▸ **PROBLEM DESCRIPTION**
From the records below, state how many lines include the word "this", giving only that number.

====

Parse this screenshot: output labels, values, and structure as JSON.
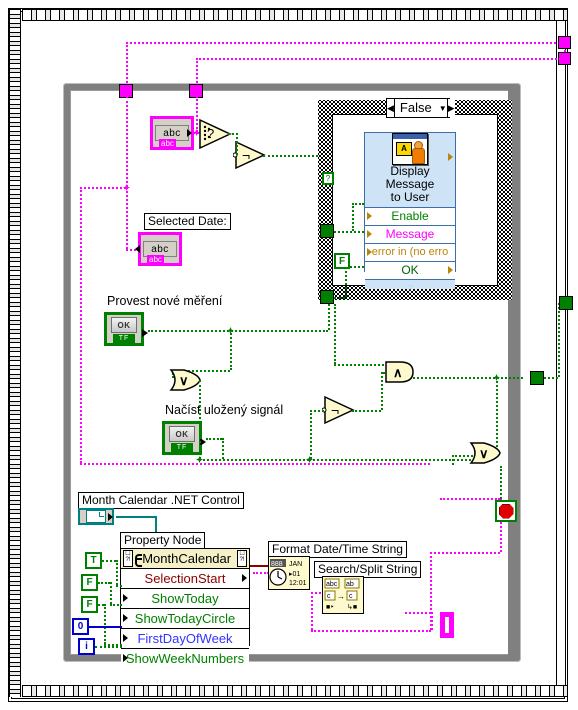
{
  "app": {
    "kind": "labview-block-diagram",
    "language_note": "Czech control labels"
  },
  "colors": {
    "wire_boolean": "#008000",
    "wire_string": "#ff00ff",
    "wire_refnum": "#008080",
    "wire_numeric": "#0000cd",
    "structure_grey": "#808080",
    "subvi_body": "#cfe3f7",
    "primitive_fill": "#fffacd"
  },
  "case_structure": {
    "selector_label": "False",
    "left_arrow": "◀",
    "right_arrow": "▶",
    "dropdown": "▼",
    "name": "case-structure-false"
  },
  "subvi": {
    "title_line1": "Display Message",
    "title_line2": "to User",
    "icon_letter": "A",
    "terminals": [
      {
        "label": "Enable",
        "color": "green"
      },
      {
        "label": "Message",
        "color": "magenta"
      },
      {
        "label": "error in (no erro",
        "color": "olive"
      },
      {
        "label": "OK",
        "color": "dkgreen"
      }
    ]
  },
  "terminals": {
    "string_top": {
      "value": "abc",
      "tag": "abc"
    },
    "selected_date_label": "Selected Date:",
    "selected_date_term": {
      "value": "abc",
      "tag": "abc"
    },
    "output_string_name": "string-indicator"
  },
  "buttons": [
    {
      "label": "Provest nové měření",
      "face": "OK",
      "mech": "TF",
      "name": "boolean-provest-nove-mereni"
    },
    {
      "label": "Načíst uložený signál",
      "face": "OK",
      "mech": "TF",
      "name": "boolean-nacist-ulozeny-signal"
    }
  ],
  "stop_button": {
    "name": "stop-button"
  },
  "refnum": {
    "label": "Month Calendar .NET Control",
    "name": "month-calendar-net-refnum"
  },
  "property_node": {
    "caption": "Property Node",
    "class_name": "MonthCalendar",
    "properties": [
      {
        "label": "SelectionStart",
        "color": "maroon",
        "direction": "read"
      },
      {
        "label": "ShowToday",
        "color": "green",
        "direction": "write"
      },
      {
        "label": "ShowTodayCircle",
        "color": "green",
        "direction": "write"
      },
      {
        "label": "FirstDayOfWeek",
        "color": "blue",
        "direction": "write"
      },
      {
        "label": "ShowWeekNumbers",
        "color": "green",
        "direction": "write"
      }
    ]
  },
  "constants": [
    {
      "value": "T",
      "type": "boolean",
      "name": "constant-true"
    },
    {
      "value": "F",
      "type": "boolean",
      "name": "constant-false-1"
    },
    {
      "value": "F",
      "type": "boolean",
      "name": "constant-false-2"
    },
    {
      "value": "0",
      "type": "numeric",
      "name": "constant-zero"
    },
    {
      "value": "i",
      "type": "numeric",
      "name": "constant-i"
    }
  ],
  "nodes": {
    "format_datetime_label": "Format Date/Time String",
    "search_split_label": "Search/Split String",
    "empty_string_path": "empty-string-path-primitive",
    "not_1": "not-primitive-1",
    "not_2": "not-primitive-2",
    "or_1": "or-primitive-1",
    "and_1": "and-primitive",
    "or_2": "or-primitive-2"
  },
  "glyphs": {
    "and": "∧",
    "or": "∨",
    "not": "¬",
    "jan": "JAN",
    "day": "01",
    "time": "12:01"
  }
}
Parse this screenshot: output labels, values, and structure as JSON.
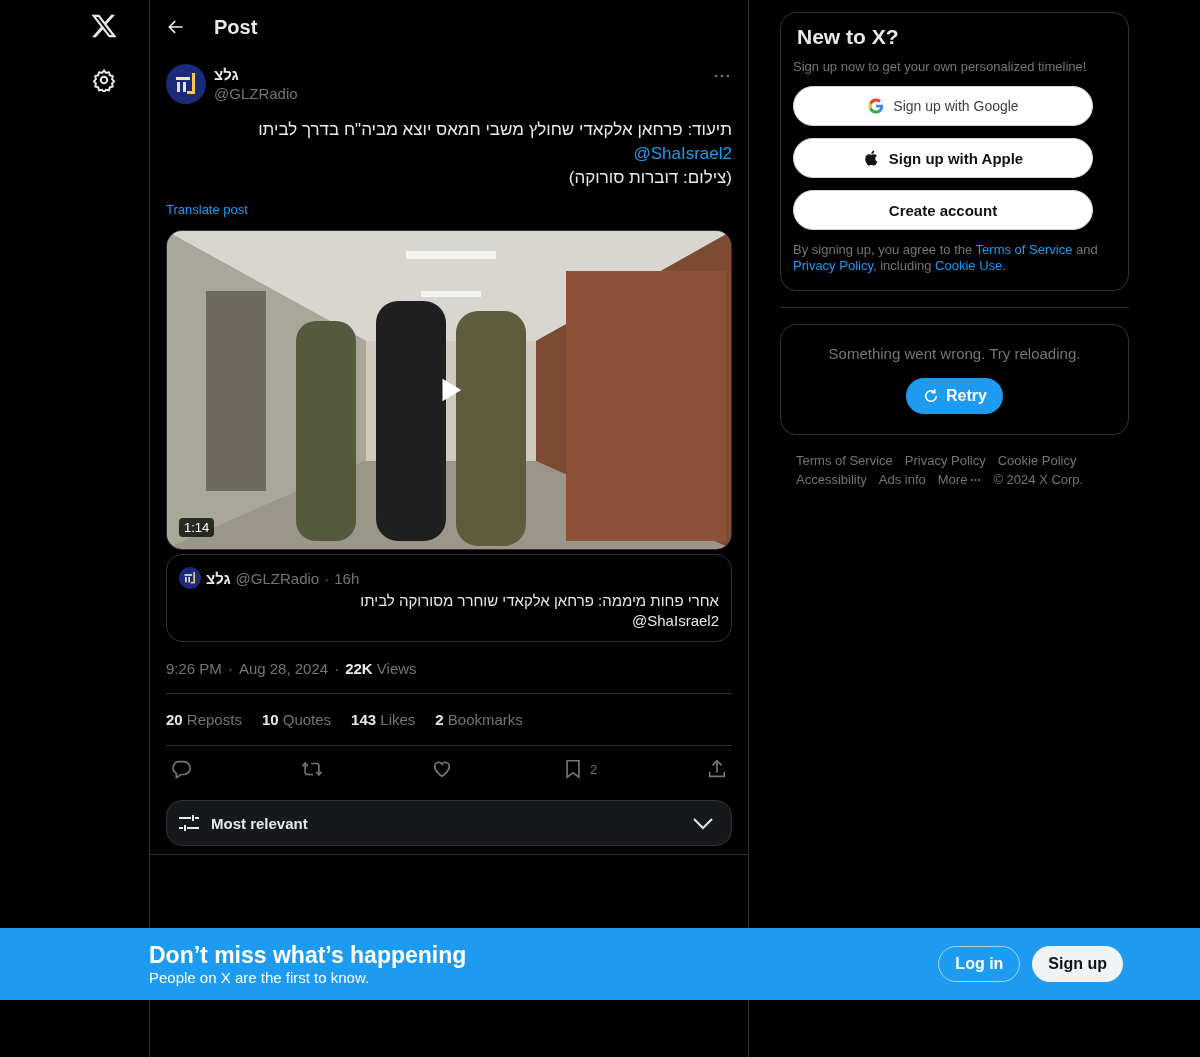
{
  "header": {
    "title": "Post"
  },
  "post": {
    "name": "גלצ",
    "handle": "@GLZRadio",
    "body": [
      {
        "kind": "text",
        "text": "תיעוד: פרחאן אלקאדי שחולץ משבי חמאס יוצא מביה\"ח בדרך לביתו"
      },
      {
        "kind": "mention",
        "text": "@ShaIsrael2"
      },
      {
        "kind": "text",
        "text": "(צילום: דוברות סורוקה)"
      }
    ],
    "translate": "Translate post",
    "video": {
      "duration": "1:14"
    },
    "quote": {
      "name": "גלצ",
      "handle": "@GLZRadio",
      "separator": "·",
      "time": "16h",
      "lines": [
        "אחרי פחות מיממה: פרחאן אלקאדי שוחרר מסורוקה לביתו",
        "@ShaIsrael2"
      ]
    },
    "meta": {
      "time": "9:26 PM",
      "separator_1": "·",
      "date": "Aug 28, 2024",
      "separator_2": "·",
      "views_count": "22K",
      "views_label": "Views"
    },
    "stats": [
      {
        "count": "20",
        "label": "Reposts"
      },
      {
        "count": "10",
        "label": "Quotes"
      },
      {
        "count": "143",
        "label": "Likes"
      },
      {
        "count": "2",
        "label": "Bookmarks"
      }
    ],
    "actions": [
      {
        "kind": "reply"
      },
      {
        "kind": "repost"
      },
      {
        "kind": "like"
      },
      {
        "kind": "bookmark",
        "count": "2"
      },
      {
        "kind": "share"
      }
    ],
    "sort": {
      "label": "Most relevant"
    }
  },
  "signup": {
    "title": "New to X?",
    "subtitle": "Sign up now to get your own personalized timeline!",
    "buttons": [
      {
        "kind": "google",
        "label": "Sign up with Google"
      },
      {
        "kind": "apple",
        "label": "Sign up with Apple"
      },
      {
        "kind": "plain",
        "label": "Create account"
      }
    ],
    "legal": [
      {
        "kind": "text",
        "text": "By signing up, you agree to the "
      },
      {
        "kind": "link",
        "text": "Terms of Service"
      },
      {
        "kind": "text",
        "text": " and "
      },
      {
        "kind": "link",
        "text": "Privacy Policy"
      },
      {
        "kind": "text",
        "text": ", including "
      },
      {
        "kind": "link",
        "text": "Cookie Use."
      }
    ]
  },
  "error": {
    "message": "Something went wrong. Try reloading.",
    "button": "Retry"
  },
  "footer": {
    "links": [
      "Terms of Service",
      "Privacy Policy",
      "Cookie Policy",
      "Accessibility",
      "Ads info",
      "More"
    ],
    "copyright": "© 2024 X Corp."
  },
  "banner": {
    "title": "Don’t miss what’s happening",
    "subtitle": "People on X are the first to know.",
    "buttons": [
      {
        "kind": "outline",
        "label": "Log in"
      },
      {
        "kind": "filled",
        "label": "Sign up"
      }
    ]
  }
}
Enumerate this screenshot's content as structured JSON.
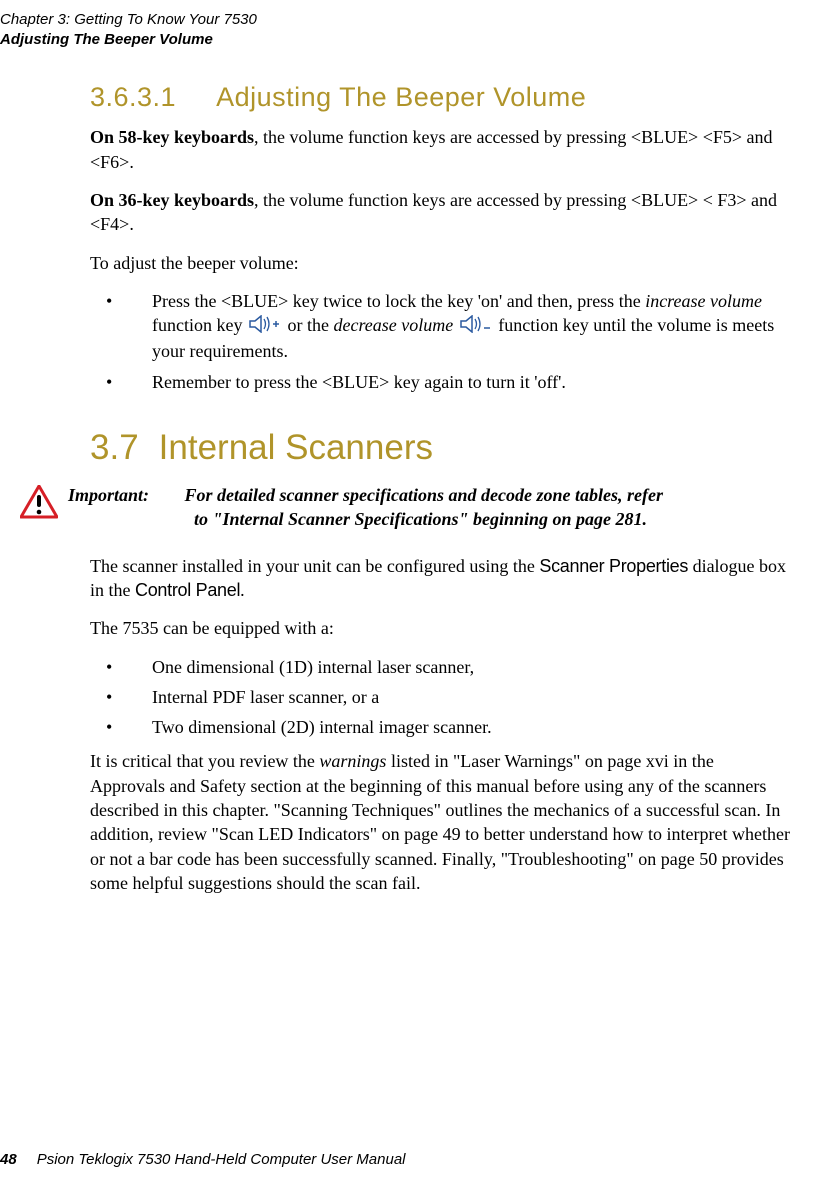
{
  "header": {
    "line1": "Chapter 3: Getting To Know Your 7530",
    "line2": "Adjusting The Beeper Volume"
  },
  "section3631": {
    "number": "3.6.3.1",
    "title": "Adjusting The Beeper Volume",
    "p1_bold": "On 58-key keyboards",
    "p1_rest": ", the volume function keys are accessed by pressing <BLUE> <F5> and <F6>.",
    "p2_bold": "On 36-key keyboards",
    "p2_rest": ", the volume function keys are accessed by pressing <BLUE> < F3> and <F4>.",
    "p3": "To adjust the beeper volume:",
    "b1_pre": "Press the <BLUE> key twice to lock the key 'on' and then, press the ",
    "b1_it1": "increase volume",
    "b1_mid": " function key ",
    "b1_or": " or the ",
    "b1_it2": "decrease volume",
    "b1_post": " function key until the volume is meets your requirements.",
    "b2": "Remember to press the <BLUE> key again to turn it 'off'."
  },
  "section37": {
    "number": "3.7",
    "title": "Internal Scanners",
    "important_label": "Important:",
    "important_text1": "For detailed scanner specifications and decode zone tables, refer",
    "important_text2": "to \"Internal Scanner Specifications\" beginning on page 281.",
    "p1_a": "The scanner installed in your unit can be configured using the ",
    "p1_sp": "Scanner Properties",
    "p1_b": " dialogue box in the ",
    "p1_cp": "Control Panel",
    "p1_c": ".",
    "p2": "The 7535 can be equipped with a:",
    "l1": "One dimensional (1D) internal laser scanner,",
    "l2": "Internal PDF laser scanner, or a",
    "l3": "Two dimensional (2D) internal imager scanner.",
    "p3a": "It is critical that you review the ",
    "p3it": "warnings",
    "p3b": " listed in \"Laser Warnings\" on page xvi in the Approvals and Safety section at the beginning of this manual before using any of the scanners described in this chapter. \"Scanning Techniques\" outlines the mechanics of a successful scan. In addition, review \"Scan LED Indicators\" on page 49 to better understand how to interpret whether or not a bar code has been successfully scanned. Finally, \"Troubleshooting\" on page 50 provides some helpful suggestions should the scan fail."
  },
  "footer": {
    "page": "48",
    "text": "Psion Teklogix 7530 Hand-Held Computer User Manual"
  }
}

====

▸ **PROBLEM SOLUTION**
4